As the iPhone 6 makes its way into the hands of consumers, the way we pay may be changed forever.

The phone, with its embedded Apple Pay capabilities, has the potential to be the tipping point for widespread adoption of mobile point-of-sale payments. While this is significant in and of itself, it’s important to step back and consider the bigger picture implications for your financial institution’s mobile payments strategy.

The key is to strike a balance between underplaying new developments and being driven by the news of the week. A good strategy should be flexible enough to adapt when new services such as Apple Pay come along, with a focus on how new developments fit into your existing plans.

Fiserv recently shared the steps financial institutions can take to prepare for mobile payments at the point of sale. These steps are summarized below:

Work to be top of wallet. Once a card is in a mobile payment app or service, it tends to stay there. To keep your financial institution’s cards at the top of the mobile wallet, ensure that your cards meet the requirements to be used through these services and make it as easy as possible for consumers to add their cards into them.

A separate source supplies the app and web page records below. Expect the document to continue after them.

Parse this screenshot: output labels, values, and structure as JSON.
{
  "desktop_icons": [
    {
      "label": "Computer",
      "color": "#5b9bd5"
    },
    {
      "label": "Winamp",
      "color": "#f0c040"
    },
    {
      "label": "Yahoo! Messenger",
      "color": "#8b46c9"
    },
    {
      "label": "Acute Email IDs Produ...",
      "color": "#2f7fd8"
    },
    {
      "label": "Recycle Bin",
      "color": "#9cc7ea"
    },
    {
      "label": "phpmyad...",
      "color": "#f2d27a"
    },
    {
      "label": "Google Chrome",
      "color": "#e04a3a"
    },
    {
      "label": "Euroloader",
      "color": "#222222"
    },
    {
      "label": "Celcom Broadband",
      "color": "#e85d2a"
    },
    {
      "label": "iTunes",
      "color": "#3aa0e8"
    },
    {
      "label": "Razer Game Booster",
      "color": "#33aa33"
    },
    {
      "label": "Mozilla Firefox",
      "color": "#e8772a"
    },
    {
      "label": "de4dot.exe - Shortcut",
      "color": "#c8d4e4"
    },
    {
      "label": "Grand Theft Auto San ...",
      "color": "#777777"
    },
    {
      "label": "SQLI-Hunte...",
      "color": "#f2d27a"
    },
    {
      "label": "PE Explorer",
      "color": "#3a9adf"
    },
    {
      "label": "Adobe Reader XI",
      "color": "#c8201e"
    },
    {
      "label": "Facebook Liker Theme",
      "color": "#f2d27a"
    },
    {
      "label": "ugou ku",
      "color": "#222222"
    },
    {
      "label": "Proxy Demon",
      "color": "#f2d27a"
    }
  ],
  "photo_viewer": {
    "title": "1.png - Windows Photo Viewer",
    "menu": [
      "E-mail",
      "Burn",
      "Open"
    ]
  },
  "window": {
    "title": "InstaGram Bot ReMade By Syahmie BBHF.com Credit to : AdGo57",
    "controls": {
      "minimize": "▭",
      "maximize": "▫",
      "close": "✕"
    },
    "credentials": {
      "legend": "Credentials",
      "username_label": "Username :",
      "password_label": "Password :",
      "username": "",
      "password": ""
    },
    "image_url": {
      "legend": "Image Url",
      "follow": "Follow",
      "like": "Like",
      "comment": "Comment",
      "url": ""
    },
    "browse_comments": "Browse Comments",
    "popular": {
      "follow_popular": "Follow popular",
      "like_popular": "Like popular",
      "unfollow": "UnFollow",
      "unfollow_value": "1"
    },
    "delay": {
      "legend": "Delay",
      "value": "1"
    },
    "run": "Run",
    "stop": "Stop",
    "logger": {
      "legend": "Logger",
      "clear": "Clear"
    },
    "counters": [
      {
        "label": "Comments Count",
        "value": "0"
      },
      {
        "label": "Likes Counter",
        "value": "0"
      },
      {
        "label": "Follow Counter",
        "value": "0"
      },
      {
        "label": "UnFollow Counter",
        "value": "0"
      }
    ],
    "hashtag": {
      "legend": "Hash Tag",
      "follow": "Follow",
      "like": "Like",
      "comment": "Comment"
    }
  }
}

In the case of Apple Pay, a card has to have tokenization capabilities to be used through the service. Tokenization enhances the security of online and mobile transactions by replacing sensitive payment account information, such as 16-digit card numbers, with digital account numbers called tokens.

Ensuring that your cards are consumers’ cards of choice for mobile wallets and apps keeps your financial institution—no matter its size—visible to customers and allows your organization to retain a revenue stream from the interchange. Marketing campaigns and consumer education efforts are useful in promoting the benefits and convenience of adding bank-branded cards into third-party wallets and merchant apps.

Reward customers for transactions with loyalty programs.When you reward consumers who choose your card, you not only strengthen relationships but also help ensure your financial institution remains part of the payment. Mobile-driven loyalty programs drive consumer adoption of mobile payments, and influence future choices in mobile payment apps.

Deploy peripheralsServices.Peripheral capabilities, such as mobile alert services, card management, and payment-related functionality like mobile photo bill pay, create more value around mobile payments and position financial institutions to encourage mobile payments at the point of sale.

Develop a holistic mobile payments strategy. As noted above, contactless mobile payments to retailers and merchants will likely see a boost from Apple Pay due to the company’s influence and market share, so it’s important to keep an eye on the horizon for developments in this space.

However, mobile payments at the point of sale are only part of the equation. Consumers have become increasingly comfortable using their mobile device to pay a bill, pay another person or move money among their own accounts. Financial institutions should promote the various ways a person can pay using their mobile device, such as person-to-person payments, online bill pay, mobile photo bill pay and mobile deposits. Consider the entire consumer experience, and how Apple Pay and similar capabilities fit into your financial institution’s existing mobile payments strategy.

Financial institutions are ideally positioned to help consumers with whatever mobile services they are using, including mobile payments at the point of sale. To remain effective, continue to build solid relationships with consumers, give consumers a reason to bank with your financial institution, and provide the services consumers are looking for, including on the digital channel. By thinking and acting strategically about this next step in the mobile payments evolution, your financial institution can remain an important part of the mobile commerce ecosystem.

Shirra Frost is the Director of Mobile Marketing focused specifically on product marketing for Mobiliti from Fiserv.